A Midsummer's Night's Dream

Jordan Cozine, Gia Santini, Eli Breeden, and Logan Johnson

Act 2, Scene 1, Lines 146-182

Summary: Oberon, the king of fairies, regales Puck, a subordinate mischievous fairy, with a tale of cupid shooting one of his arrows at a "little western flower", and explains to Puck that this flower has the ability to make anyone who's eyes are contaminated by its juices fall in love with the first person they see. He then tells Puck to "fetch [him] that flower" as he wants to use it on a woman who is in unrequited love with a man named Demetrius.

Most Important Quote

"Fetch me that flower- the herb I showed thee once. The juice of it on sleeping eyelids laid will make or man or woman madly dote.

Paraphrase of Quote

Get me that flower that I showed you once. I will put flower juice on his eyelids while he is sleeping. And it will make him madly in love with her.

Why Is This Quote Important?

This quote is important because it is speaking of the event that causes the entire conflict.
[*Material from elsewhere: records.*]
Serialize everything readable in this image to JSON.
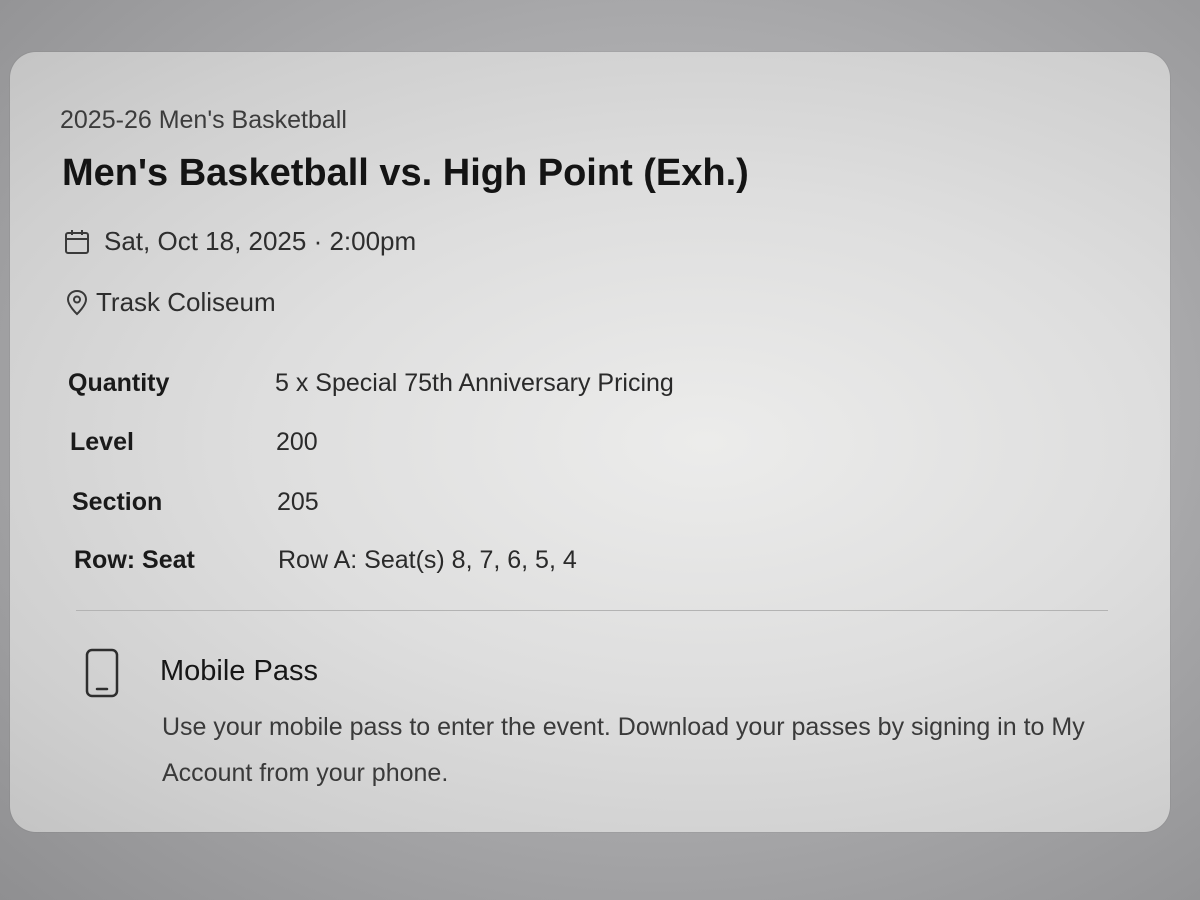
{
  "event": {
    "season": "2025-26 Men's Basketball",
    "title": "Men's Basketball vs. High Point (Exh.)",
    "datetime": "Sat, Oct 18, 2025 · 2:00pm",
    "venue": "Trask Coliseum"
  },
  "details": [
    {
      "label": "Quantity",
      "value": "5 x Special 75th Anniversary Pricing"
    },
    {
      "label": "Level",
      "value": "200"
    },
    {
      "label": "Section",
      "value": "205"
    },
    {
      "label": "Row: Seat",
      "value": "Row A: Seat(s) 8, 7, 6, 5, 4"
    }
  ],
  "mobile_pass": {
    "title": "Mobile Pass",
    "description": "Use your mobile pass to enter the event. Download your passes by signing in to My Account from your phone."
  },
  "icons": {
    "date": "calendar-icon",
    "venue": "map-pin-icon",
    "pass": "mobile-phone-icon"
  }
}
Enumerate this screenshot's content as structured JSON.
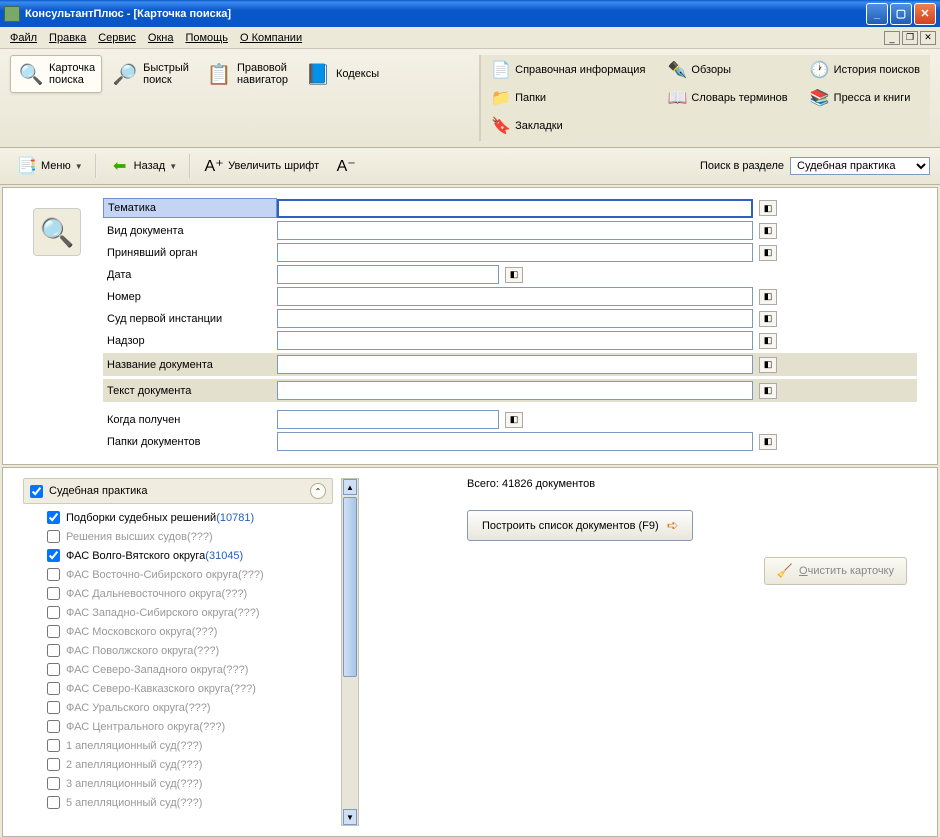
{
  "window": {
    "title": "КонсультантПлюс - [Карточка поиска]"
  },
  "menubar": {
    "file": "Файл",
    "edit": "Правка",
    "service": "Сервис",
    "windows": "Окна",
    "help": "Помощь",
    "about": "О Компании"
  },
  "toolbar": {
    "search_card": "Карточка\nпоиска",
    "quick_search": "Быстрый\nпоиск",
    "legal_nav": "Правовой\nнавигатор",
    "codex": "Кодексы",
    "ref_info": "Справочная информация",
    "reviews": "Обзоры",
    "folders": "Папки",
    "history": "История поисков",
    "dictionary": "Словарь терминов",
    "press": "Пресса и книги",
    "bookmarks": "Закладки"
  },
  "secondbar": {
    "menu": "Меню",
    "back": "Назад",
    "zoom_in": "Увеличить шрифт",
    "search_in": "Поиск в разделе",
    "section_value": "Судебная практика"
  },
  "form": {
    "topic": "Тематика",
    "doc_type": "Вид документа",
    "adopted_by": "Принявший орган",
    "date": "Дата",
    "number": "Номер",
    "first_court": "Суд первой инстанции",
    "supervision": "Надзор",
    "doc_name": "Название документа",
    "doc_text": "Текст документа",
    "when_received": "Когда получен",
    "doc_folders": "Папки документов"
  },
  "tree": {
    "root": "Судебная практика",
    "items": [
      {
        "label": "Подборки судебных решений",
        "count": "(10781)",
        "checked": true,
        "dim": false
      },
      {
        "label": "Решения высших судов",
        "count": "(???)",
        "checked": false,
        "dim": true
      },
      {
        "label": "ФАС Волго-Вятского округа",
        "count": "(31045)",
        "checked": true,
        "dim": false
      },
      {
        "label": "ФАС Восточно-Сибирского округа",
        "count": "(???)",
        "checked": false,
        "dim": true
      },
      {
        "label": "ФАС Дальневосточного округа",
        "count": "(???)",
        "checked": false,
        "dim": true
      },
      {
        "label": "ФАС Западно-Сибирского округа",
        "count": "(???)",
        "checked": false,
        "dim": true
      },
      {
        "label": "ФАС Московского округа",
        "count": "(???)",
        "checked": false,
        "dim": true
      },
      {
        "label": "ФАС Поволжского округа",
        "count": "(???)",
        "checked": false,
        "dim": true
      },
      {
        "label": "ФАС Северо-Западного округа",
        "count": "(???)",
        "checked": false,
        "dim": true
      },
      {
        "label": "ФАС Северо-Кавказского округа",
        "count": "(???)",
        "checked": false,
        "dim": true
      },
      {
        "label": "ФАС Уральского округа",
        "count": "(???)",
        "checked": false,
        "dim": true
      },
      {
        "label": "ФАС Центрального округа",
        "count": "(???)",
        "checked": false,
        "dim": true
      },
      {
        "label": "1 апелляционный суд",
        "count": "(???)",
        "checked": false,
        "dim": true
      },
      {
        "label": "2 апелляционный суд",
        "count": "(???)",
        "checked": false,
        "dim": true
      },
      {
        "label": "3 апелляционный суд",
        "count": "(???)",
        "checked": false,
        "dim": true
      },
      {
        "label": "5 апелляционный суд",
        "count": "(???)",
        "checked": false,
        "dim": true
      }
    ]
  },
  "results": {
    "total_prefix": "Всего: ",
    "total_count": "41826",
    "total_suffix": " документов",
    "build_btn": "Построить список документов (F9)",
    "clear_btn_pre": "О",
    "clear_btn_rest": "чистить карточку"
  }
}
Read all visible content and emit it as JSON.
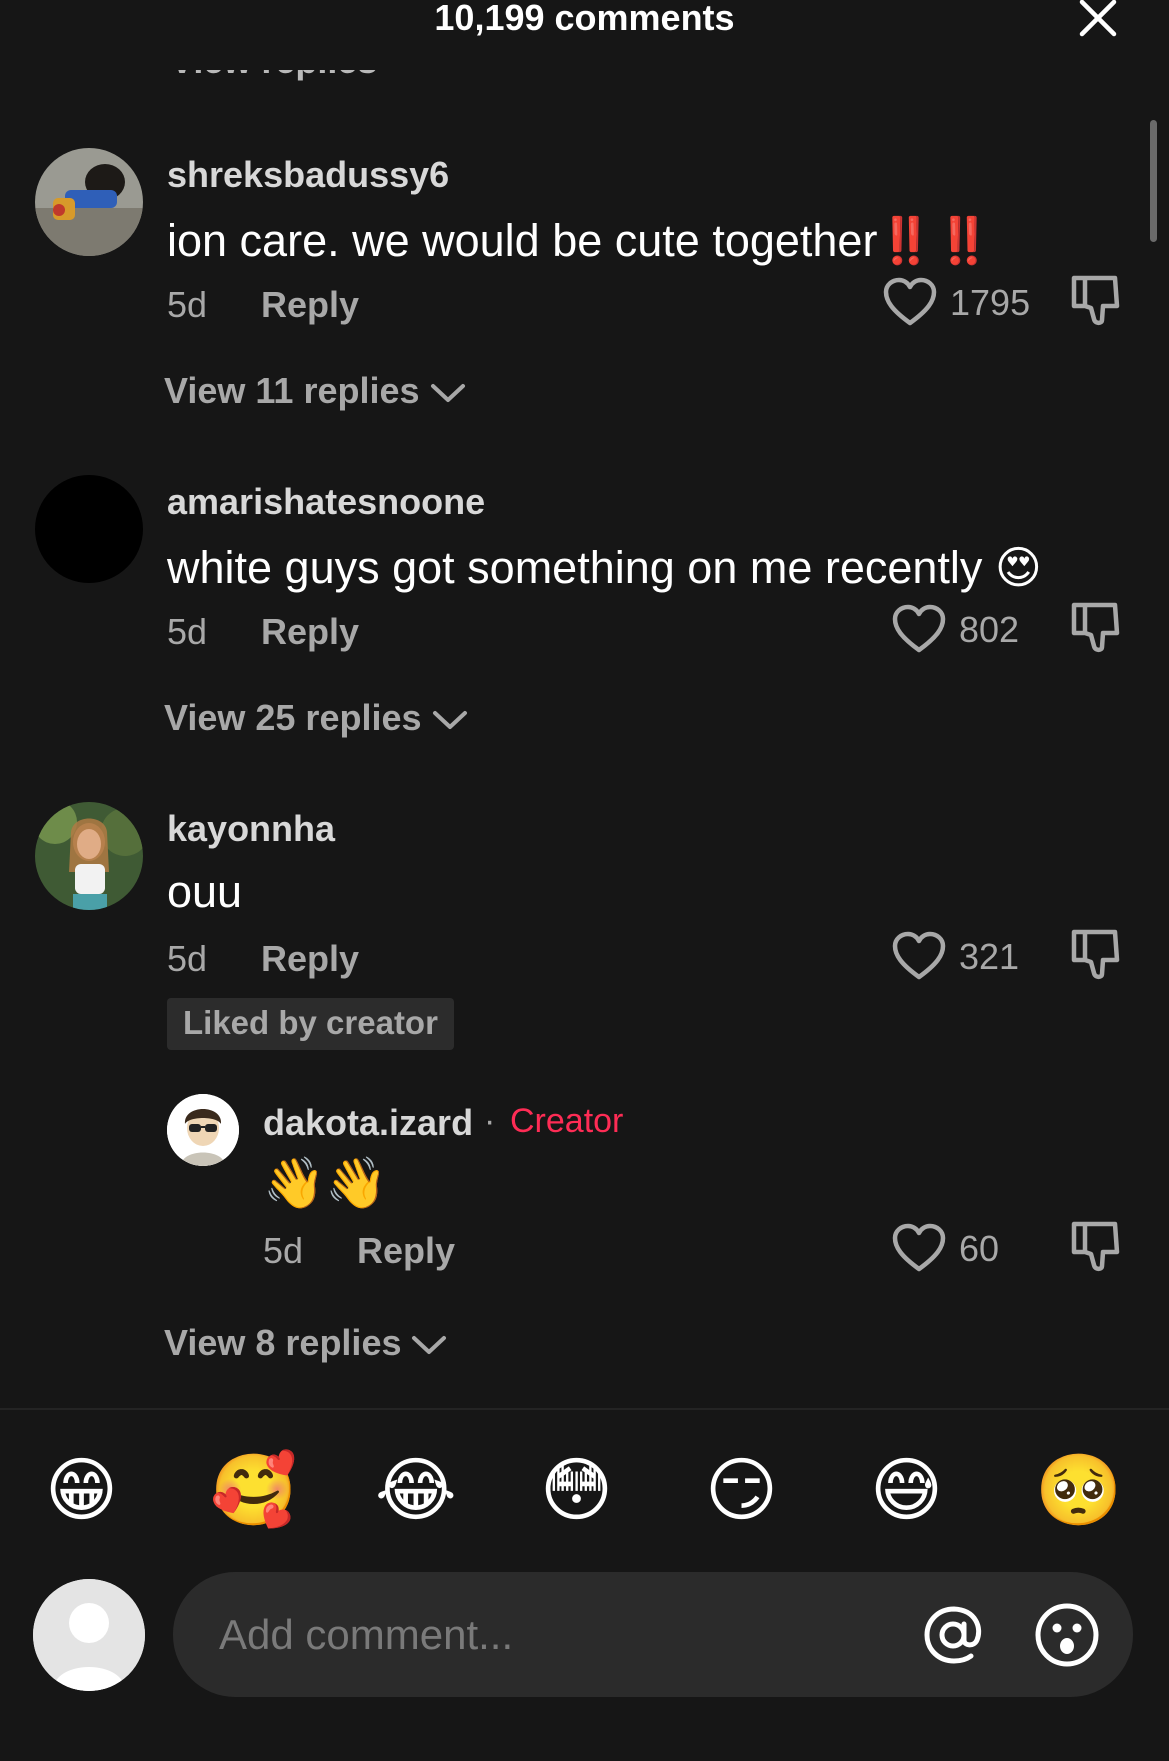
{
  "header": {
    "title": "10,199 comments",
    "close_icon": "close-icon"
  },
  "comments": [
    {
      "username": "shreksbadussy6",
      "text": "ion care. we would be cute together",
      "text_suffix": "‼️‼️",
      "age": "5d",
      "reply_label": "Reply",
      "likes": "1795",
      "view_replies": "View 11 replies"
    },
    {
      "username": "amarishatesnoone",
      "text": "white guys got something on me recently ",
      "text_suffix": "😍",
      "age": "5d",
      "reply_label": "Reply",
      "likes": "802",
      "view_replies": "View 25 replies"
    },
    {
      "username": "kayonnha",
      "text": "ouu",
      "age": "5d",
      "reply_label": "Reply",
      "likes": "321",
      "badge": "Liked by creator",
      "view_replies": "View 8 replies",
      "creator_reply": {
        "username": "dakota.izard",
        "separator": "·",
        "tag": "Creator",
        "text": "👋👋",
        "age": "5d",
        "reply_label": "Reply",
        "likes": "60"
      }
    }
  ],
  "quick_emojis": [
    "😁",
    "🥰",
    "😂",
    "😳",
    "😏",
    "😅",
    "🥺"
  ],
  "input": {
    "placeholder": "Add comment...",
    "mention_symbol": "@"
  },
  "colors": {
    "background": "#161616",
    "creator_accent": "#fe2c55",
    "secondary_text": "#a8a8a8",
    "input_background": "#2b2b2b"
  },
  "icons": [
    "close-icon",
    "heart-icon",
    "dislike-icon",
    "chevron-down-icon",
    "mention-icon",
    "emoji-icon",
    "avatar-placeholder-icon"
  ]
}
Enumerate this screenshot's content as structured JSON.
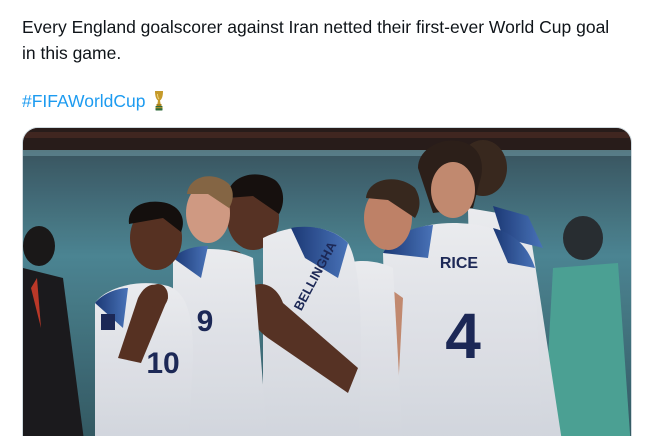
{
  "tweet": {
    "text_line1": "Every England goalscorer against Iran netted their first-ever World Cup goal",
    "text_line2": "in this game.",
    "hashtag": "#FIFAWorldCup",
    "emoji_icon": "trophy-icon"
  },
  "media": {
    "jersey_name_rice": "RICE",
    "jersey_number_rice": "4",
    "jersey_name_bellingham": "BELLINGHA",
    "jersey_number_left": "10",
    "jersey_number_mid": "9",
    "accent_color": "#1d9bf0"
  }
}
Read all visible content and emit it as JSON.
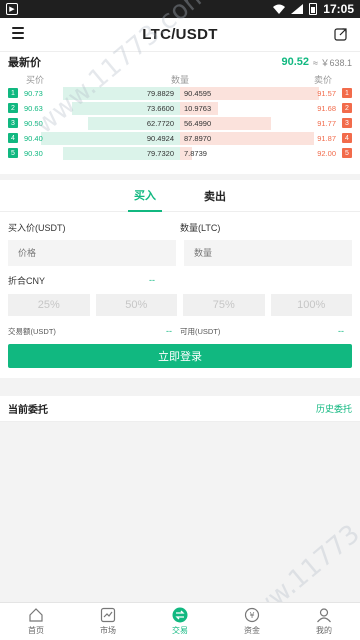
{
  "status": {
    "time": "17:05"
  },
  "header": {
    "title": "LTC/USDT"
  },
  "latest": {
    "label": "最新价",
    "price": "90.52",
    "cny": "≈ ￥638.1"
  },
  "book_headers": {
    "bid": "买价",
    "qty": "数量",
    "ask": "卖价"
  },
  "book": [
    {
      "idx": "1",
      "bid": "90.73",
      "bid_qty": "79.8829",
      "ask_qty": "90.4595",
      "ask": "91.57",
      "bid_fill": 0.8,
      "ask_fill": 0.95
    },
    {
      "idx": "2",
      "bid": "90.63",
      "bid_qty": "73.6600",
      "ask_qty": "10.9763",
      "ask": "91.68",
      "bid_fill": 0.74,
      "ask_fill": 0.26
    },
    {
      "idx": "3",
      "bid": "90.50",
      "bid_qty": "62.7720",
      "ask_qty": "56.4990",
      "ask": "91.77",
      "bid_fill": 0.63,
      "ask_fill": 0.62
    },
    {
      "idx": "4",
      "bid": "90.40",
      "bid_qty": "90.4924",
      "ask_qty": "87.8970",
      "ask": "91.87",
      "bid_fill": 0.95,
      "ask_fill": 0.92
    },
    {
      "idx": "5",
      "bid": "90.30",
      "bid_qty": "79.7320",
      "ask_qty": "7.8739",
      "ask": "92.00",
      "bid_fill": 0.8,
      "ask_fill": 0.08
    }
  ],
  "trade": {
    "tab_buy": "买入",
    "tab_sell": "卖出",
    "price_label": "买入价(USDT)",
    "qty_label": "数量(LTC)",
    "price_placeholder": "价格",
    "qty_placeholder": "数量",
    "cny_label": "折合CNY",
    "cny_value": "--",
    "percents": [
      "25%",
      "50%",
      "75%",
      "100%"
    ],
    "amount_label": "交易额(USDT)",
    "amount_value": "--",
    "available_label": "可用(USDT)",
    "available_value": "--",
    "login_button": "立即登录"
  },
  "orders": {
    "title": "当前委托",
    "history_link": "历史委托"
  },
  "watermark": "www.11773.com",
  "nav": [
    {
      "label": "首页",
      "icon": "home-icon"
    },
    {
      "label": "市场",
      "icon": "market-icon"
    },
    {
      "label": "交易",
      "icon": "exchange-icon"
    },
    {
      "label": "资金",
      "icon": "wallet-icon"
    },
    {
      "label": "我的",
      "icon": "user-icon"
    }
  ]
}
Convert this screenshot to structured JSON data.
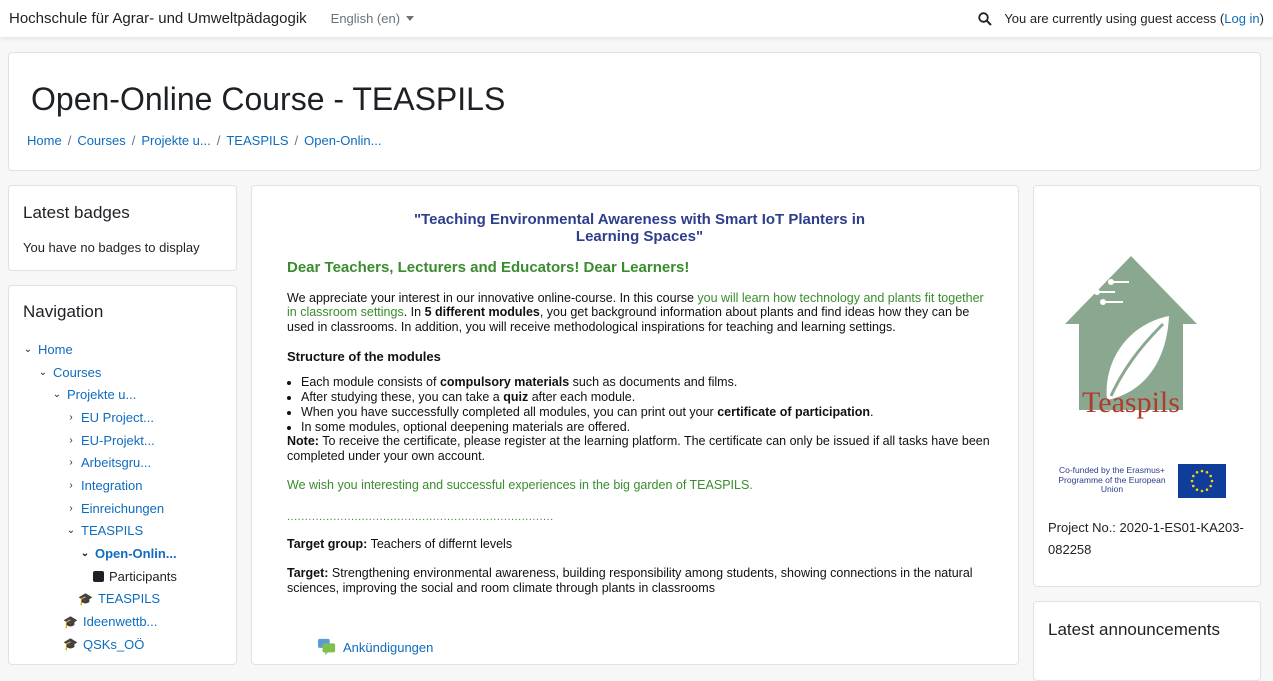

Helena is an important character in AMND because she creates a prominent conflict in the play. Helena is in love with a man named Demetrius, but Demetrius is in love with Hermia Helena's bestfriend; Hermia does not love Demetrius back, instead she loves Lysander. Sadly Helena is deeply in love with Demetrius, and with this deeply ingrained loyalty, she refuses to give up on him. This would not be a prominent conflict if not for Oberon, king of the fairies. Oberon sees Helena's pure loyalty and love and feels bad for her; he then vows to change her bleak fate by making Demetrius fall in love with Helena by use of a magical flower. When portraying Helena one should sound wistful and nostalgic in Act 1 Scene 1 as she is talking of her beloved who does not love her in return. You should simply walk off stage as an exit because the ending of the scene is Hermia and Lysander talking rather than Helena, and as you talking to Hermia you should look like you are addressing her on the stage without turning your back to the audience. Helena is a character deeply affected by her feelings and should be portrayed as such.